Heather Knight confident about women’s cricket featuring in ECB’s plans
It was to be a landmark year for women’s cricket in England with the England and Wales Cricket Board (ECB) scrapping the Women’s Cricket Super League and announcing 40 new player contracts as part of the 21 million euros investment to go with the reshaping of the domestic setup. But all those huge plans were put paid to by the coronavirus pandemic, to the extent that many in the domestic setup are worried about their livelihood for the year. It was expected that women’s cricket would be ignored in favour of men’s as the sport looks to resurrect itself.
But England captain Heather Knight has said that the women are in the scheme of things of the ECB and there have been constant talks about getting the women back on the field.
“We’re massively in the plans. We’ve had lots of discussions with the ECB,” Knight told BBC Live Sport Specials.
“A lot of talk about bio-secure environments and I know it involves putting in a lot of work to get it up and running in the next couple of months. We’re pretty realistic and we know the dire situation the game is potentially in if cricket doesn’t happen.”
She said that they were aware of the men’s sport being given more importance because of the financial aspect and that doesn’t disappoint her.
“If those Test matches and men’s ODIs don’t take place then does leave a big hole in the game which is going to impact all areas of the game, especially the women’s game. That’s the place the game is at the moment.”
While tentatively England’s men’s Test matches are set for a July start, there is little clarity on when and how the women’s game will get underway.
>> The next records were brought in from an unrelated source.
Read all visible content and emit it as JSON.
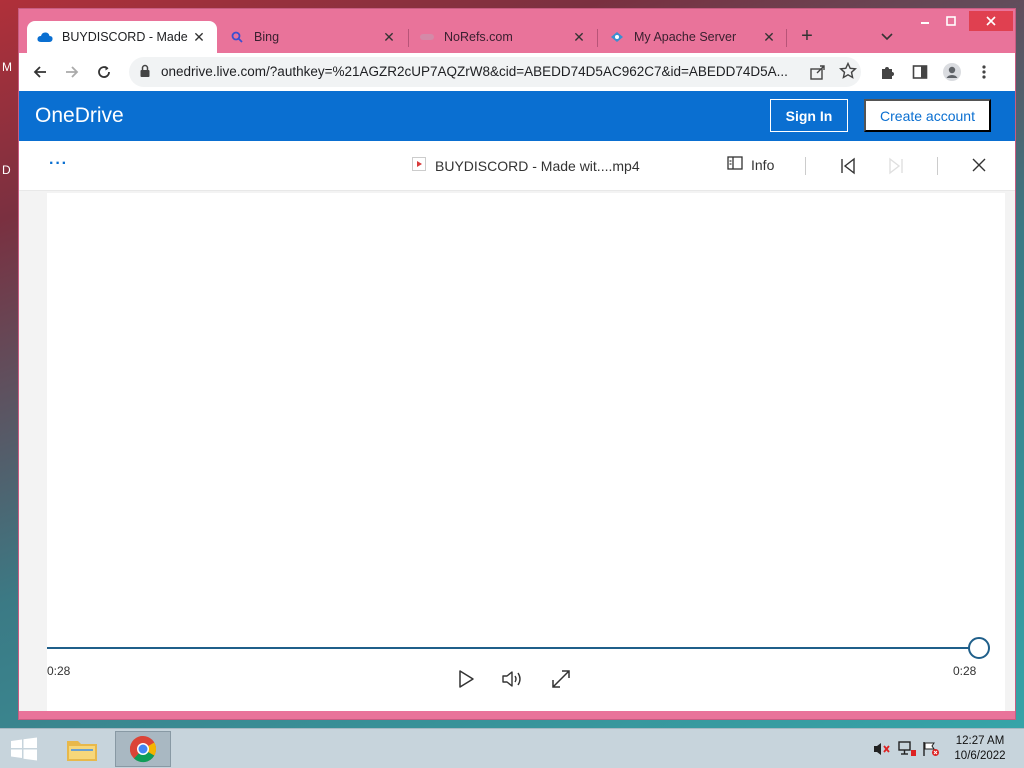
{
  "desktop": {
    "icon_letters": [
      "M",
      "D"
    ]
  },
  "browser": {
    "tabs": [
      {
        "title": "BUYDISCORD - Made w",
        "favicon": "onedrive-cloud-icon",
        "active": true
      },
      {
        "title": "Bing",
        "favicon": "bing-search-icon",
        "active": false
      },
      {
        "title": "NoRefs.com",
        "favicon": "norefs-icon",
        "active": false
      },
      {
        "title": "My Apache Server",
        "favicon": "apache-server-icon",
        "active": false
      }
    ],
    "address": "onedrive.live.com/?authkey=%21AGZR2cUP7AQZrW8&cid=ABEDD74D5AC962C7&id=ABEDD74D5A...",
    "accent_color": "#e9739a"
  },
  "onedrive": {
    "logo": "OneDrive",
    "sign_in": "Sign In",
    "create_account": "Create account",
    "brand_color": "#0a6fd1"
  },
  "viewer": {
    "more": "···",
    "file_name": "BUYDISCORD - Made wit....mp4",
    "info": "Info",
    "time_current": "0:28",
    "time_total": "0:28",
    "progress_percent": 100
  },
  "taskbar": {
    "time": "12:27 AM",
    "date": "10/6/2022"
  }
}
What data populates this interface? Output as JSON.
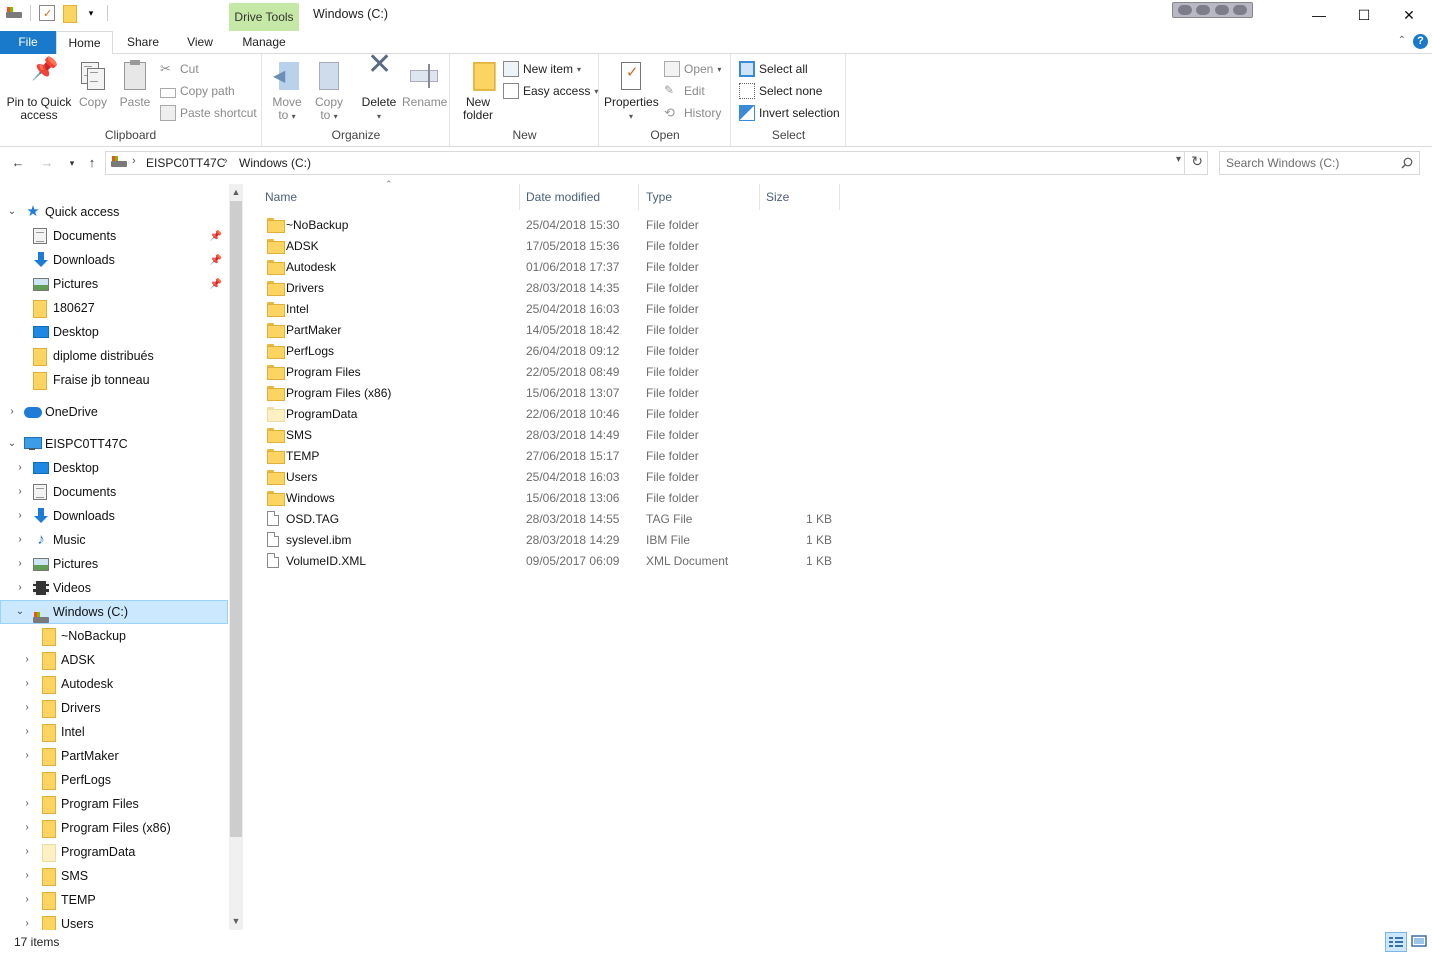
{
  "titlebar": {
    "drive_tools": "Drive Tools",
    "title": "Windows (C:)",
    "minimize": "—",
    "maximize": "☐",
    "close": "✕"
  },
  "ribbon_tabs": {
    "file": "File",
    "home": "Home",
    "share": "Share",
    "view": "View",
    "manage": "Manage"
  },
  "ribbon": {
    "clipboard": {
      "label": "Clipboard",
      "pin": "Pin to Quick access",
      "copy": "Copy",
      "paste": "Paste",
      "cut": "Cut",
      "copy_path": "Copy path",
      "paste_shortcut": "Paste shortcut"
    },
    "organize": {
      "label": "Organize",
      "move_to": "Move to",
      "copy_to": "Copy to",
      "delete": "Delete",
      "rename": "Rename"
    },
    "new": {
      "label": "New",
      "new_folder": "New folder",
      "new_item": "New item",
      "easy_access": "Easy access"
    },
    "open": {
      "label": "Open",
      "properties": "Properties",
      "open": "Open",
      "edit": "Edit",
      "history": "History"
    },
    "select": {
      "label": "Select",
      "select_all": "Select all",
      "select_none": "Select none",
      "invert_selection": "Invert selection"
    }
  },
  "address": {
    "crumbs": [
      "EISPC0TT47C",
      "Windows (C:)"
    ]
  },
  "search": {
    "placeholder": "Search Windows (C:)"
  },
  "nav": {
    "quick_access": "Quick access",
    "quick_items": [
      "Documents",
      "Downloads",
      "Pictures",
      "180627",
      "Desktop",
      "diplome distribués",
      "Fraise jb tonneau"
    ],
    "onedrive": "OneDrive",
    "pc": "EISPC0TT47C",
    "pc_items": [
      "Desktop",
      "Documents",
      "Downloads",
      "Music",
      "Pictures",
      "Videos"
    ],
    "drive": "Windows (C:)",
    "drive_items": [
      "~NoBackup",
      "ADSK",
      "Autodesk",
      "Drivers",
      "Intel",
      "PartMaker",
      "PerfLogs",
      "Program Files",
      "Program Files (x86)",
      "ProgramData",
      "SMS",
      "TEMP",
      "Users"
    ]
  },
  "columns": {
    "name": "Name",
    "date": "Date modified",
    "type": "Type",
    "size": "Size"
  },
  "files": [
    {
      "name": "~NoBackup",
      "date": "25/04/2018 15:30",
      "type": "File folder",
      "size": "",
      "kind": "folder"
    },
    {
      "name": "ADSK",
      "date": "17/05/2018 15:36",
      "type": "File folder",
      "size": "",
      "kind": "folder"
    },
    {
      "name": "Autodesk",
      "date": "01/06/2018 17:37",
      "type": "File folder",
      "size": "",
      "kind": "folder"
    },
    {
      "name": "Drivers",
      "date": "28/03/2018 14:35",
      "type": "File folder",
      "size": "",
      "kind": "folder"
    },
    {
      "name": "Intel",
      "date": "25/04/2018 16:03",
      "type": "File folder",
      "size": "",
      "kind": "folder"
    },
    {
      "name": "PartMaker",
      "date": "14/05/2018 18:42",
      "type": "File folder",
      "size": "",
      "kind": "folder"
    },
    {
      "name": "PerfLogs",
      "date": "26/04/2018 09:12",
      "type": "File folder",
      "size": "",
      "kind": "folder"
    },
    {
      "name": "Program Files",
      "date": "22/05/2018 08:49",
      "type": "File folder",
      "size": "",
      "kind": "folder"
    },
    {
      "name": "Program Files (x86)",
      "date": "15/06/2018 13:07",
      "type": "File folder",
      "size": "",
      "kind": "folder"
    },
    {
      "name": "ProgramData",
      "date": "22/06/2018 10:46",
      "type": "File folder",
      "size": "",
      "kind": "folder-hidden"
    },
    {
      "name": "SMS",
      "date": "28/03/2018 14:49",
      "type": "File folder",
      "size": "",
      "kind": "folder"
    },
    {
      "name": "TEMP",
      "date": "27/06/2018 15:17",
      "type": "File folder",
      "size": "",
      "kind": "folder"
    },
    {
      "name": "Users",
      "date": "25/04/2018 16:03",
      "type": "File folder",
      "size": "",
      "kind": "folder"
    },
    {
      "name": "Windows",
      "date": "15/06/2018 13:06",
      "type": "File folder",
      "size": "",
      "kind": "folder"
    },
    {
      "name": "OSD.TAG",
      "date": "28/03/2018 14:55",
      "type": "TAG File",
      "size": "1 KB",
      "kind": "file"
    },
    {
      "name": "syslevel.ibm",
      "date": "28/03/2018 14:29",
      "type": "IBM File",
      "size": "1 KB",
      "kind": "file"
    },
    {
      "name": "VolumeID.XML",
      "date": "09/05/2017 06:09",
      "type": "XML Document",
      "size": "1 KB",
      "kind": "file"
    }
  ],
  "status": {
    "item_count": "17 items"
  },
  "colors": {
    "accent": "#1979ca",
    "drive_tools": "#c5e8a6",
    "selection": "#cce8ff"
  }
}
“They’re looking at different options,” said Knight. “I’m not too sure if we can do it at the same time as men, because there’s limit on how many people could be in that environment to make it as safe as possible. I imagine it would be separate to the men’s schedule.”
While the plan to announce 40 new contracts had been withheld, the ECB has announced 24 retainer contracts for domestic cricketers. Knight said that it was a step in the right direction.
“It was going to be an absolutely massive year for the women’s game in this country,” she said. “Although there was a lot of talk about The Hundred, the main thing that was happening was those domestic contracts and the start of the professionalism of the domestic game in this country which is brilliant.”
“The investment that the ECB had put for the women’s game is a strong plan, very ambitious. The move to announce those retainers is already a positive one. We need a system below the England level that is competitive, produces really good level and provides those who are dropouts from the England contracts a chance to still earn a living, train and push to get a place in the England setup.”
While there is uncertainty about cricket in the post-COVID-19 world, Knight has a couple of wishes. She wants to see the domestic structure in England get better for young girls to take up cricket and come up the ranks to play for England. The second thought was about having a minimum amount of investment in women’s cricket all over the world.
“The richer nations at the moment are investing massively in women’s cricket and are seeing the benefits of that and seeing how the game is growing,” she said.
“I guess we are not seeing that across all the countries. So whether there could be some minimum standards of investments by different countries into women’s game. If that doesn’t happen, you’re potentially going to see a widening of the gap between the countries that invest more in women’s cricket and the ones that don’t.”